Tutorial Highlights & Transcript
00:00 - Kubernetes Role-Based Access Control
01:12 - K8s RBAC Objects
Now, after creating these roles, we need to bind these roles to their particular user. For that, we have an object called role binding. Similarly, we use one more object to bind this role with the user called cluster binding which we use to bind the cluster roles to the particular user. Now, let us assume that we have a cluster and inside that cluster, we have a namespace. Within that namespace, we have a role and this role can be bound to a particular user using an object called role binding. Similarly, we have the cluster role. We can use this cluster role to bind the role to the particular user. Within this binding, you can use the role within the user. There is nothing more here you can bind. In this role binding, we don’t have any one-to-one relationship, we have many-to-many relationships. For example, we can attach a role to multiple users. Similarly, we can attach a single role to multiple users. We can attach multiple roles to a single user, as well. There is no one-to-one relationship in this role-based access.
03:55 - Creating a Namespace & Dev User
We need to follow a few steps before creating a user. For that, I’m going to change my directory to this .kube directory. I’m in this local directory. Now, I’m going to create a public key for this user called the dev user. Now I’m going to create a new public key for that user. I’m using this command to create a new user. Now I’m going to create and save the kube for this dev user. The CSR keys have been created.
05:30 - Adding an SSL Certificate & Qualitative User, Updating Config
Similarly, I’m going to update the config. On this config, I have updated the user name and the cluster and the namespace, and the user name. I’m going to update it. Now, I’m going to do this kubeconfig. Previously, there was no dev user and now we have the user called dev user in our config file. Similarly, we have created a context for the namespace called development and the context name is Dev user. Now, we are going to try to access the port using this dev user. Here, you can see that I haven’t mentioned any namespace yet, because we have updated the namespace in the context, as well. I’m going to try to get the port.
07:59 - Updating User Permissions
We are going to create a role and in the metadata, we have defined the namespace and the name of the role we are going to create inside the resource type. We are going to have mentioned what resource we are going to provide access for pod and pod logs. We are going to describe what action we are going to give permission for. We are going to give permission to get, watch, list, and update the pod. Now I’m going to create this manifest and update this manifest file, podreaderrole.yaml. This pod reader role has been created. Now I’m going to list this role. KubeCTL get role, I find and select, and this role has been created.
10:53 - Create a Role Binding
Let us try to access the port using this command. Previously, we were getting an access forbidden error, and now it shows that there is no resource found in this development namespace.
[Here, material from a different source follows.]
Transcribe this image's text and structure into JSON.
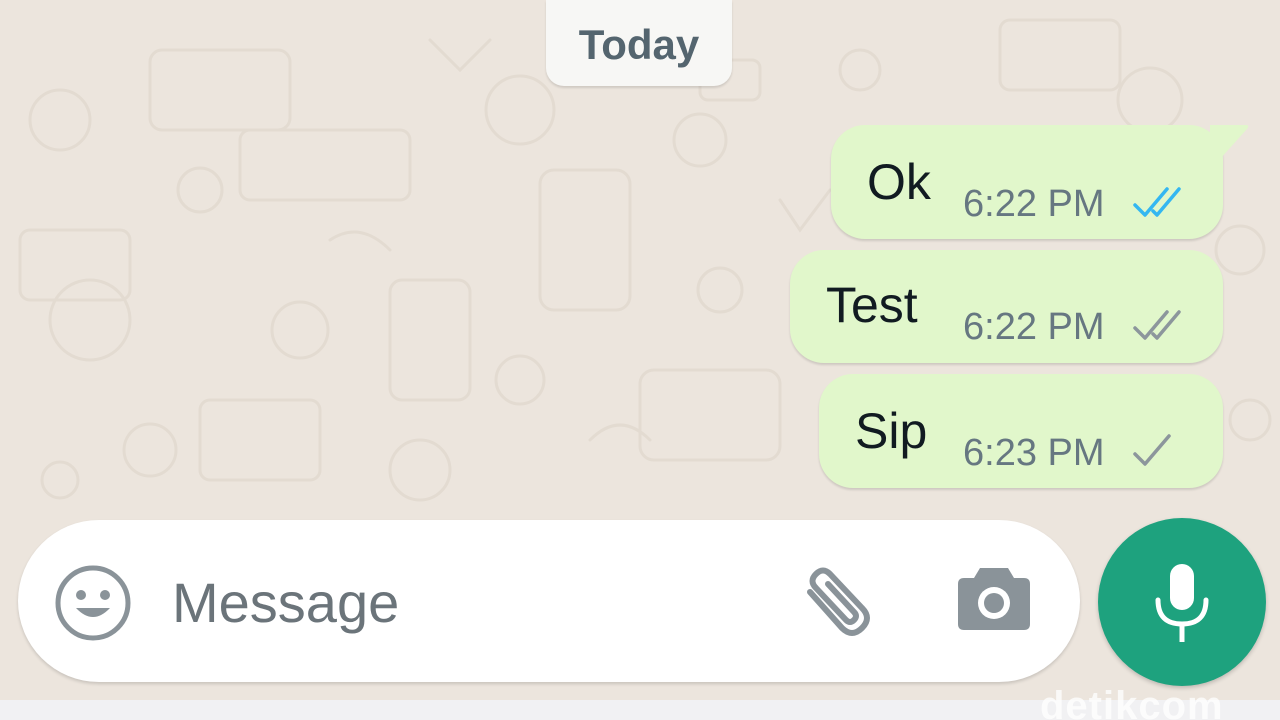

We are going to try to create using the user called dev user. We are getting an access forbidden error because the dev user doesn’t have access to create the port. For now, I’m going to create a pod as an admin user in this namespace development. I’m going to get this port using this dev user. Now we are able to access this pod. This is how we are able to provide and restrict access using this role-based access control.
Vignesh joined nClouds in 2021 as a Support Engineer. He helps build infrastructure in AWS with his experience in AWS, DevOps, and cloud computing.